By Gary Bogue
Wednesday, April 4th, 2007 at 6:58 am in Pet food.
Pet food recalls spur consumer demand for information and alternatives
I received the information below from the Animal Protection Institute in Sacramento on Tuesday and used part of it in my Wednesday Times’ column to refer my readers to the “What’s Really in Pet Food” report. Because this is such an important and informative report, I’m also posting this information here in my blog today so as many pet owners as possible can access it.
You definitely need to read this report. I think you’ll find it very interesting.
“Sacramento, CA — In response to overwhelming demand, the Animal Protection Institute (API), a national non-profit animal advocacy organization, has made its newly updated and popular ‘What’s Really in Pet Food’ report available on its web site: http://www.api4animals.org/facts.php?p=359&more=1
“The report examines the commercial pet food industry, pet food labels, ingredients, marketing terms, industry standards and regulations, the manufacturing process, contaminants, alternatives to mass-market pet foods, and more. The report has been accessed by more than 35,000 people since the recall of Menu Foods brand pet foods in March.
“‘While it is unfortunate that this recall sickened and took the lives of so many animals, it has also brought to light some of the secrets of the mass market commercial pet food industry,’ says Nicole G. Paquette, Esq., Director of Legal & Government Affairs for API. ‘Like us, our companion animals are what they eat, and this report is meant to help people make informed, confident decisions about what they’re really feeding their animals.’

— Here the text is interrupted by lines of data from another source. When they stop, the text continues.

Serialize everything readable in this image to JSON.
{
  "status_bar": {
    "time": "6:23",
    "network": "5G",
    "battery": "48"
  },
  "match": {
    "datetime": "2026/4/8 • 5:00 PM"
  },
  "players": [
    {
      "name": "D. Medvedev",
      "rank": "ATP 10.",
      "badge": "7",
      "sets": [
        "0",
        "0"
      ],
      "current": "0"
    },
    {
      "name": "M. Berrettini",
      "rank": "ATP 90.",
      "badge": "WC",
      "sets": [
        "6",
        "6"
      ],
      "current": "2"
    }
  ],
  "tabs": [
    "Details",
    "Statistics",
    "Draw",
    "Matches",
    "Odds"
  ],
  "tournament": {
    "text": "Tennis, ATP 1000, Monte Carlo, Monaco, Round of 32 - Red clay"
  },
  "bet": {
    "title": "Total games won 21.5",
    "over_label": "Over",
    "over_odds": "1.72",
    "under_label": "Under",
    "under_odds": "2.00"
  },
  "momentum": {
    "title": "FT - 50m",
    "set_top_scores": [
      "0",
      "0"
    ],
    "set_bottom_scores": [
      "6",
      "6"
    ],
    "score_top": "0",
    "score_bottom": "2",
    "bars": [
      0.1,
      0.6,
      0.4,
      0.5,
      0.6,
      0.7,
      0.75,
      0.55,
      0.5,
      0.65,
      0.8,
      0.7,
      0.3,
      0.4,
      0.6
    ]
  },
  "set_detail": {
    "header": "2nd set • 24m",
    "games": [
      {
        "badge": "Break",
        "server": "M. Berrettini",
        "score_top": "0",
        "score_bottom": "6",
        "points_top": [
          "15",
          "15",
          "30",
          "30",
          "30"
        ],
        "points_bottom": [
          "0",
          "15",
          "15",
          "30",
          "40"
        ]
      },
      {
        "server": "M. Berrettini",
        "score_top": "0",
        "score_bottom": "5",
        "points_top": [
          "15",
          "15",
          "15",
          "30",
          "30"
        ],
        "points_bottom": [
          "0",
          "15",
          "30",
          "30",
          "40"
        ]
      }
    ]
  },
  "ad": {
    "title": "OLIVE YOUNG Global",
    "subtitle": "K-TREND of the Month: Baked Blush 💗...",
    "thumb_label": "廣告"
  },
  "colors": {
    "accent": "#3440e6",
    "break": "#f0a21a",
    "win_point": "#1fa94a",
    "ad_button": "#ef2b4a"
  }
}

“API originally published the report in 2004 and to this day it remains the most complete report of its kind available to the public. Hundreds of thousands of people have used the report to familiarize themselves with pet food ingredients and it has proven to be a valuable tool when crises such as pet food recalls occur.
“‘This is a golden opportunity for consumers to educate themselves about what they are feeding their animals,’ says Dr. Jean Hofve, a veterinarian and author of API’s report. ‘People must use this knowledge and their purchasing power to demand change in this industry.’
“Sacramento-based API is a national non-profit animal advocacy organization working to end animal cruelty and exploitation through legislation, litigation, and public education. For more information, visit www.api4animals.org.”